### CHARGES ARE IN EQUILIBRIUM EXAMPLE

Two charges are placed on the x axis. The first, with a charge of +Q, is at the origin. The second, with a charge of -2Q, is at x = 1.00 m. Where on the x axis is the electric field equal to zero? This question involves an important concept that we haven't discussed yet: the field from a collection of charges is simply the vector sum of the fields from the individual charges. To find the places where the field is zero, simply add the field from the first charge to that of the second charge and see where they cancel each other out.
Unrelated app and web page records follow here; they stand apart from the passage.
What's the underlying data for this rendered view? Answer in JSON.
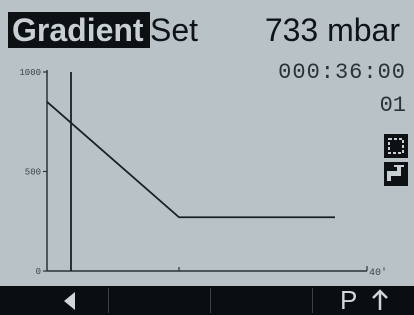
{
  "header": {
    "mode": "Gradient",
    "submode": "Set",
    "pressure": "733 mbar"
  },
  "status": {
    "timer": "000:36:00",
    "step": "01"
  },
  "side_icons": [
    {
      "name": "expand-icon"
    },
    {
      "name": "faucet-icon"
    }
  ],
  "chart_data": {
    "type": "line",
    "y_ticks": [
      "1000",
      "500",
      "0"
    ],
    "x_end_label": "40'",
    "ylim": [
      0,
      1000
    ],
    "xlim": [
      0,
      40
    ],
    "series": [
      {
        "x": [
          0,
          16.5,
          36
        ],
        "y": [
          850,
          270,
          270
        ]
      }
    ],
    "marker_x": 3
  },
  "softkeys": {
    "back_icon": "left-arrow-icon",
    "pump_label": "P",
    "up_icon": "up-arrow-icon"
  },
  "colors": {
    "background": "#b9c3c7",
    "text_dark": "#101418",
    "bar_dark": "#0d1114"
  }
}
In any problem like this it's helpful to come up with a rough estimate of where the point, or points, where the field is zero is/are. There is no such point between the two charges, because between them the field from the +Q charge points to the right and so does the field from the -2Q charge. To the right of the -2Q charge, the field from the +Q charge points right and the one from the -2Q charge points left. The field from the -2Q charge is always larger, though, because the charge is bigger and closer, so the fields can't cancel. To the left of the +Q charge, though, the fields can cancel. Let's say the point where they cancel is a distance x to the left of the +Q charge. Cross-multiplying and expanding the bracket gives: Solving for x using the quadratic equation gives: x = 2.41 m or x = -0.414 m
The answer to go with is x = 2.41 m. This corresponds to 2.41 m to the left of the +Q charge. The other point is between the charges. It corresponds to the point where the fields from the two charges have the same magnitude, but they both point in the same direction there so they don't cancel out.